5AA MORNINGS WITH LEON BYNER
WEDNESDAY, 5 MAY 2021
SUBJECT: JobKeeper rorts.
LEON BYNER, HOST: There are some very smart cookies in the parliament. I know there are some that you'd probably think less of, but this bloke is not one of them. He's the Shadow Assistant Minister for Treasury, Dr Andrew Leigh, and he's got some very valuable information about JobKeeper payments, remember, which are designed to keep companies employing and in touch with their employees, and tax avoidance. Dr Leigh is on the line. Andrew, it's good to talk to you.
ANDREW LEIGH, SHADOW ASSISTANT MINISTER FOR TREASURY AND CHARITIES: Great to be back with you, Leon.
BYNER: What have you got for us?
LEIGH: We now know that one dollar in five of JobKeeper went to firms whose profits increased in 2020 over 2019. Now that's pretty extraordinary. This is a scheme that was meant to help out firms whose revenues were cratering, and in fact a fifth of it, some $15-20 billion, was snaffled up by firms with growing profits. That means hundreds of dollars for each and every one of your listeners was wasted on firms that just didn't need it.
BYNER: Andrew, was it not the case that when we were mooting this whole thing in the first place, the concept of JobKeeper, wasn't there some sort of criteria that said that you had to be showing a degree of loss in order to qualify?
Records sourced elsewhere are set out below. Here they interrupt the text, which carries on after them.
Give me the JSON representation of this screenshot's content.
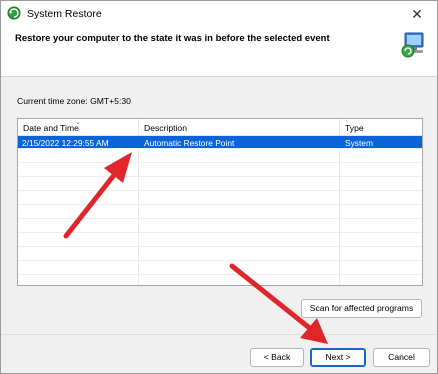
{
  "window": {
    "title": "System Restore",
    "close_glyph": "✕"
  },
  "header": {
    "title": "Restore your computer to the state it was in before the selected event"
  },
  "timezone": {
    "label": "Current time zone: GMT+5:30"
  },
  "table": {
    "columns": [
      "Date and Time",
      "Description",
      "Type"
    ],
    "rows": [
      {
        "date": "2/15/2022 12:29:55 AM",
        "description": "Automatic Restore Point",
        "type": "System",
        "selected": true
      }
    ]
  },
  "buttons": {
    "scan": "Scan for affected programs",
    "back": "< Back",
    "next": "Next >",
    "cancel": "Cancel"
  },
  "colors": {
    "selection": "#0a64d8",
    "arrow": "#e0262b",
    "primary_border": "#1b66c9"
  },
  "icons": {
    "title": "system-restore-icon",
    "header": "computer-restore-icon",
    "close": "close-icon"
  }
}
LEIGH: Yeah, it's a great question, Leon. What happened was you could qualify for JobKeeper either by showing a loss or forecasting one. A bunch of firms see to have forecast a downturn that never eventuated. I've been trying to get out of Treasury the number of firms that did that, but they just won't play ball. They're treating it like it's Liberal Party money, rather than taxpayer money. Some of the firm's who've gotten it include an investment bank, Moelis, and the hedge fund K2. The car industry has done very well out of it. AP Eagers has seen skyrocketing profits and Daimler, who produces Mercedes Benz, has also benefited from JobKeeper. I don't remember, when this was going through the parliament, Scott Morrison saying, 'This is a program that's going to be terrific for investment banks, hedge funds and luxury car dealers.' At the same time, we've got people being pulled off their NDIS schemes, we've got RoboDebt, and we've got people not able to get the support that they need in industries like higher education, tourism and the arts.
BYNER: Wasn't there a criteria in order to be able to accept this, or has that fallen over?
LEIGH: The criteria were the forecast downturn or the actual downturn. You didn't have to prove that you had that actual downturn, and the Government hasn't asked any firms to pay it back. I've been out there campaigning since September of last year-
BYNER: -I just want to interrupt you there because I understand that there have been some firms who have actually given it back voluntarily?
LEIGH: That's right, yeah. Shout out to Toyota Australia, which gave the whole lot back, to Lynas Corporation, which has repaid. And half a clap to Premier Investments for giving back a portion of their $110 million that they received. But many firms which-
LEIGH: They gave back $15 million. I think they probably received somewhere around $110 million, Premier Investments. They could do with handing the whole lot back. Harvey Norman hasn't handed anything back. Accent Group has refused to repay. There's a range of firms who had their best ever year last year, paid CEO bonuses, paid big dividends to shareholders and then are refusing to repay the taxpayer. Congratulations to them on their record profits, but they don't need corporate handouts.
BYNER: No. I would have thought the criteria would have been stricter than that.
LEIGH: You'd hope so. The priority was getting money out the door, but we did give, in the legislation, unusual discretion to Josh Frydenberg to tighten up on any rorts. You've just got to contrast how they behaved with JobKeeper, spraying money around to millionaire CEOs and billionaire shareholders with the way in which they ran the RoboDebt scheme, an illegal scheme that chased down social security recipients for $100 here or $100 there. It's that double standard that just frustrates so many people, Leon.
BYNER: Where do we stand now with this?
LEIGH: We need more information out of the Federal Government. They've got to come clean on how the money was spent and they ought to be out there with me and other members of the community calling on firms that had a cracker 2020 to repay their JobKeeper. It's the right thing to do, and if these firms really believe their corporate social responsibility statements then they'll put them into action by handing back corporate welfare they didn't need.
BYNER: You'll keep us in touch with this, won't you?
BYNER: That's the Shadow Assistant Minister for Treasury, Andrew Leigh, who's a smart bloke, and I just thought it was worth checking in with him on this one because we are a very generous country and we like to look after those people who have hit hard times or have an issue where without support they'd be in big trouble. No issue there, but we oughtn't be rewarding people who are doing OK anyway - or better! - should we? That's Dr Andrew Leigh.
Authorised by Paul Erickson, ALP, Canberra.